PP: Covering a number of modules on the course has helped everyone on set have a better understanding of production. I think this make everyone more efficient and empathetic when it comes to shooting.
Congratulations on being a part of Birmingham Film Festival 2020. Tell us more about the online event.
LM: There was an online festival held on Saturday 21 November at 8pm, to announce the winners of the festival. We were nominated for six awards including:
- Best Short Film
- Best Male Actor - Andrew Joshi
- Best Local Film
- Best First Time Filmmaker
- Best Editing
- Best Cinematography
We were so pleased to win the category of best cinematography!
What was the most important lesson you have learnt from making this film?
LM: As the Producer, it is vital to plan things in advance. My third year went by a lot quicker than I thought, and Black Bear started Pre-Production in the summer before we started year three. During shooting, I was still planning and changing scenes. You can never be too far ahead, and things will always go wrong, so it’s good to have contingencies in place.

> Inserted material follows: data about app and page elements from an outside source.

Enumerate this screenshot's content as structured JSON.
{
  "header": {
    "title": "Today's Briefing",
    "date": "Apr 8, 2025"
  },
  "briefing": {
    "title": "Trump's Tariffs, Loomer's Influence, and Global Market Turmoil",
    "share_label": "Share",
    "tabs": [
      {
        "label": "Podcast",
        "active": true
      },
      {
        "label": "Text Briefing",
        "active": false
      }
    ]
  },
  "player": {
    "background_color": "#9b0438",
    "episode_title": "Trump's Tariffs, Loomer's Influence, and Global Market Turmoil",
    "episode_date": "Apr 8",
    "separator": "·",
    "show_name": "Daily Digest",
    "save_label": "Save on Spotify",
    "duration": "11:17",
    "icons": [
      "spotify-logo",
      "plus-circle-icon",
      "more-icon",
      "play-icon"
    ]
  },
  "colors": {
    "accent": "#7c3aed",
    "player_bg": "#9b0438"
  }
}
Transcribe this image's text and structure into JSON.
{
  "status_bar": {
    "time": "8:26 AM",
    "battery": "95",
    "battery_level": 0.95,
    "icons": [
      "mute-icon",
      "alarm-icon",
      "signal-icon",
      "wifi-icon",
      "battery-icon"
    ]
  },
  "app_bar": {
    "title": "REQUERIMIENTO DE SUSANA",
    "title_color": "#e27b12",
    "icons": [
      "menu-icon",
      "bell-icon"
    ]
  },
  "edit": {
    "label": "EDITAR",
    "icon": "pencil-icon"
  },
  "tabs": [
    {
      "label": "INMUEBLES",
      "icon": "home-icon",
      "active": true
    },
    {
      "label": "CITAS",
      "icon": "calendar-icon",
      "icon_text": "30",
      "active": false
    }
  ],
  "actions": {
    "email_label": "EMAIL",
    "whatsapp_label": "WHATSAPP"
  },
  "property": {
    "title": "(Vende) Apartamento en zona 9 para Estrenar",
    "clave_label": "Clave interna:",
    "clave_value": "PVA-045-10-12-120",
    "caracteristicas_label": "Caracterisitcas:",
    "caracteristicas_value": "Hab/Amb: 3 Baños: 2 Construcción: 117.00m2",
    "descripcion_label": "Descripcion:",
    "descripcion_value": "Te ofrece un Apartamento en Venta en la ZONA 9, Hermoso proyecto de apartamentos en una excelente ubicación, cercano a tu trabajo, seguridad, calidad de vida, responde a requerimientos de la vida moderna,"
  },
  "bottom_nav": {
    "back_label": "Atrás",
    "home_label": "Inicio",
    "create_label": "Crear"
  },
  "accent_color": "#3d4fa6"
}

PP: Compromise. With every film there is compromise which usually stems from budget limitations. On Black Bear when one of our shooting days got cut in half due to unforeseen circumstances it took compromise to shoot just the essentials in order to make the scene work. In some ways this can help you focus on what’s really important in the scene and to get rid of any unnecessary camera shots or moves.
Did any previous experience / placement help you to create the film?
LM: Working on lots of short films really helps you get used to being on set, and knowing what to do, and what not to do. You learn each time what you can do better, so by the time I got to third year I had a pretty good idea when I approached producing Black Bear.
I had worked as a Runner on some professional sets too, like the feature film American Assassin as well as Muller Yoghurt, Furniture Village commercials and Britain’s Got Talent, which helped me understand how things work in industry. This experience meant I had a good idea how to run the set on Black Bear as a first Assistant Director (First AD) too, which I hoped would help those who hadn’t worked much on a set before, get some invaluable experience to help them develop their skills.
PP: Working at a small production company in my home town definitely helped me understand what goes into production, among other experiences. The more experience you get working on set or in production will prepare you for the next job. During filming, accidents happen and the more experience you have the better you can respond to them.
What would your advice be for students studying on the Digital Film Production course?
PP: When making your final year film - start as early as possible. I would recommend working on it during your summer holidays. Find a crew and get to work building out the story and production. Make the most of your time at University, as you’ll never get a better opportunity to try new things and develop your craft.
LM: One thing you need to do if you want to work in this industry is to work on as many projects at University as possible. You will do lots of work for free, everyone does, but you need to make sure you get something out of the free work. It is tough, but eventually you build up a network which will lead you on your way to a career, and you will start helping out each other for work. For me, and many others I know, free work eventually leads to paid work, but it has to be worth your time too. Always ask questions too, it’s the only way you’ll learn!
*As of 2021, the course Film Production Technology is now titled Digital Film Production.